*** The records
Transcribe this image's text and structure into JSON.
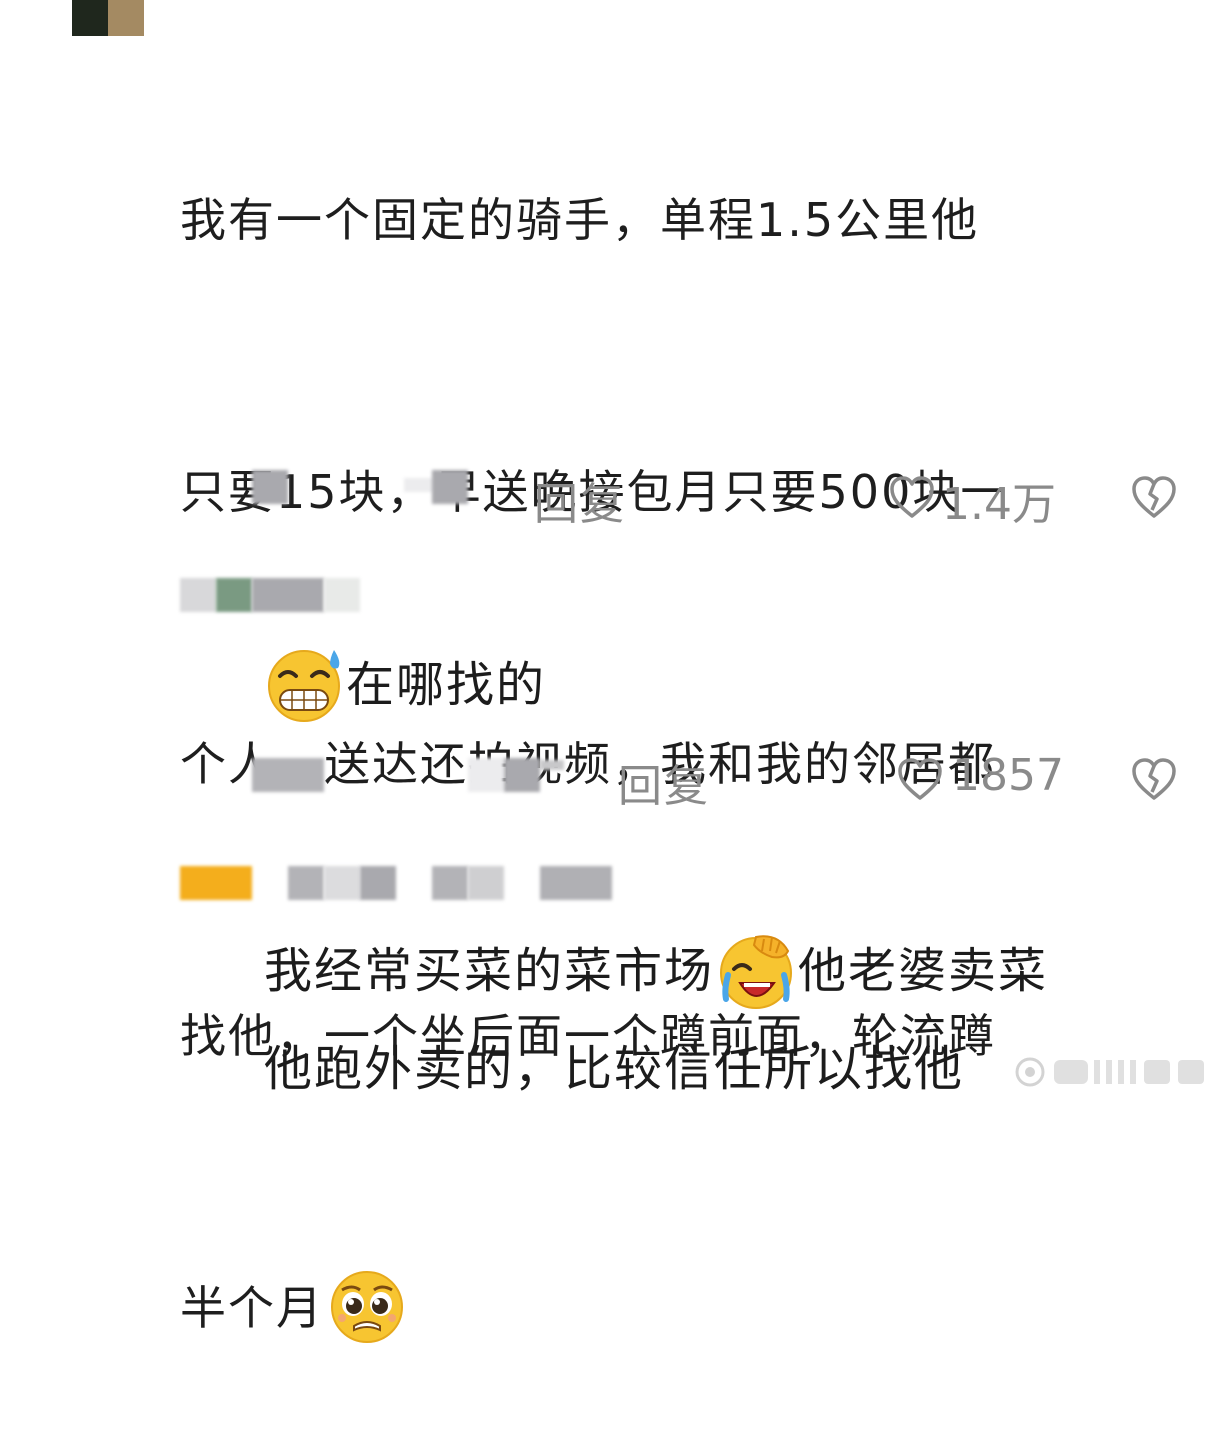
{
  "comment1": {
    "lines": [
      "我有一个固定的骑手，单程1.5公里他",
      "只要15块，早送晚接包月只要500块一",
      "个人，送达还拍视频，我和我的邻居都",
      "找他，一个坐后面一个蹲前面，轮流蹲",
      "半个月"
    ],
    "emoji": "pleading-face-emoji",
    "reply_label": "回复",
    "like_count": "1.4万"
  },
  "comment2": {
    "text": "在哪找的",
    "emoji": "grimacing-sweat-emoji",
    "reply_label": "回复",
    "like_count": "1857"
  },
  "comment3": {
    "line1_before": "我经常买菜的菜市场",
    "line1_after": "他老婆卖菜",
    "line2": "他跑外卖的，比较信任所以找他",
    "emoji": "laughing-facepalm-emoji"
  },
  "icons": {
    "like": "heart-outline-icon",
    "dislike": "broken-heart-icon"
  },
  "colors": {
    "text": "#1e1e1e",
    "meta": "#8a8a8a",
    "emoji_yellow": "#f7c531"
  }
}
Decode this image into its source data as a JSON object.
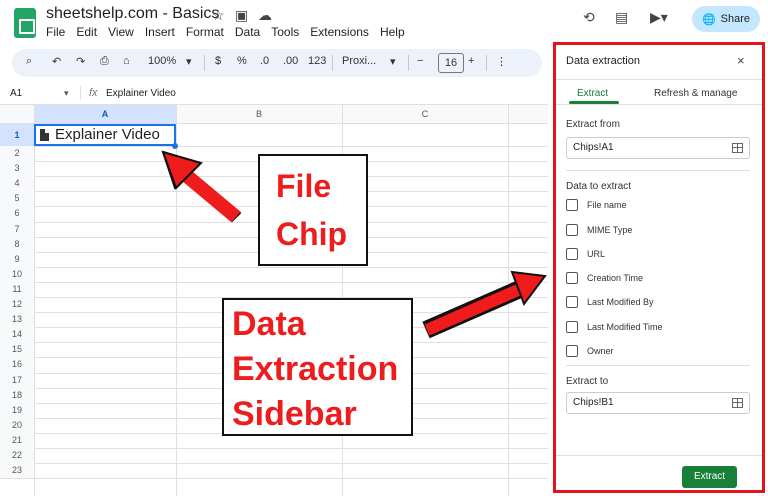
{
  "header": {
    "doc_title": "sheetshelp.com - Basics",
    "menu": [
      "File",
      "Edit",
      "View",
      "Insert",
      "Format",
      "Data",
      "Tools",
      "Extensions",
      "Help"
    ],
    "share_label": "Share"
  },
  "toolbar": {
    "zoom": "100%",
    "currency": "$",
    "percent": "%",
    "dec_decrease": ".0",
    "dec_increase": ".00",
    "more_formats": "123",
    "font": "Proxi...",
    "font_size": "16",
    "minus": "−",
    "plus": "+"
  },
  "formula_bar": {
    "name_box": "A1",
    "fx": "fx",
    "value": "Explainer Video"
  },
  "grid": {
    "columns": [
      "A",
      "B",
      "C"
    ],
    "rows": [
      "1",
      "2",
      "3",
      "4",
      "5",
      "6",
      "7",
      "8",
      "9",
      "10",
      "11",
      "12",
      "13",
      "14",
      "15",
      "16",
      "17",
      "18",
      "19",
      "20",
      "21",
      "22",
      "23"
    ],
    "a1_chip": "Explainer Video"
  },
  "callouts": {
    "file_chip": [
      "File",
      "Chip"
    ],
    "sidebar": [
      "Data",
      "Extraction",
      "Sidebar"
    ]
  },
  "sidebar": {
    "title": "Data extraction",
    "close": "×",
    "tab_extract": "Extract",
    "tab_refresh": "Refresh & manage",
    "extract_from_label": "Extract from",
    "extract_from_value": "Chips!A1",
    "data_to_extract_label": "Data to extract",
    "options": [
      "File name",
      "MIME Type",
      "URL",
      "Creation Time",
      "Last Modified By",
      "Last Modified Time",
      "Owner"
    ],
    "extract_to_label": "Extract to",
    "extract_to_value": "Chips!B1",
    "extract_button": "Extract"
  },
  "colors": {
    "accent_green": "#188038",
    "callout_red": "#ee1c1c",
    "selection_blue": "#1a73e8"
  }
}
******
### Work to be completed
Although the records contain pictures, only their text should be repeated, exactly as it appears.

### Solution for this problem
Transcribe this image's text and structure into JSON.
{
  "comment1": {
    "lines": [
      "我有一个固定的骑手，单程1.5公里他",
      "只要15块，早送晚接包月只要500块一",
      "个人，送达还拍视频，我和我的邻居都",
      "找他，一个坐后面一个蹲前面，轮流蹲",
      "半个月"
    ],
    "emoji": "pleading-face-emoji",
    "reply_label": "回复",
    "like_count": "1.4万"
  },
  "comment2": {
    "text": "在哪找的",
    "emoji": "grimacing-sweat-emoji",
    "reply_label": "回复",
    "like_count": "1857"
  },
  "comment3": {
    "line1_before": "我经常买菜的菜市场",
    "line1_after": "他老婆卖菜",
    "line2": "他跑外卖的，比较信任所以找他",
    "emoji": "laughing-facepalm-emoji"
  },
  "icons": {
    "like": "heart-outline-icon",
    "dislike": "broken-heart-icon"
  },
  "colors": {
    "text": "#1e1e1e",
    "meta": "#8a8a8a",
    "emoji_yellow": "#f7c531"
  }
}
Decode this image into its source data as a JSON object.
{
  "header": {
    "doc_title": "sheetshelp.com - Basics",
    "menu": [
      "File",
      "Edit",
      "View",
      "Insert",
      "Format",
      "Data",
      "Tools",
      "Extensions",
      "Help"
    ],
    "share_label": "Share"
  },
  "toolbar": {
    "zoom": "100%",
    "currency": "$",
    "percent": "%",
    "dec_decrease": ".0",
    "dec_increase": ".00",
    "more_formats": "123",
    "font": "Proxi...",
    "font_size": "16",
    "minus": "−",
    "plus": "+"
  },
  "formula_bar": {
    "name_box": "A1",
    "fx": "fx",
    "value": "Explainer Video"
  },
  "grid": {
    "columns": [
      "A",
      "B",
      "C"
    ],
    "rows": [
      "1",
      "2",
      "3",
      "4",
      "5",
      "6",
      "7",
      "8",
      "9",
      "10",
      "11",
      "12",
      "13",
      "14",
      "15",
      "16",
      "17",
      "18",
      "19",
      "20",
      "21",
      "22",
      "23"
    ],
    "a1_chip": "Explainer Video"
  },
  "callouts": {
    "file_chip": [
      "File",
      "Chip"
    ],
    "sidebar": [
      "Data",
      "Extraction",
      "Sidebar"
    ]
  },
  "sidebar": {
    "title": "Data extraction",
    "close": "×",
    "tab_extract": "Extract",
    "tab_refresh": "Refresh & manage",
    "extract_from_label": "Extract from",
    "extract_from_value": "Chips!A1",
    "data_to_extract_label": "Data to extract",
    "options": [
      "File name",
      "MIME Type",
      "URL",
      "Creation Time",
      "Last Modified By",
      "Last Modified Time",
      "Owner"
    ],
    "extract_to_label": "Extract to",
    "extract_to_value": "Chips!B1",
    "extract_button": "Extract"
  },
  "colors": {
    "accent_green": "#188038",
    "callout_red": "#ee1c1c",
    "selection_blue": "#1a73e8"
  }
}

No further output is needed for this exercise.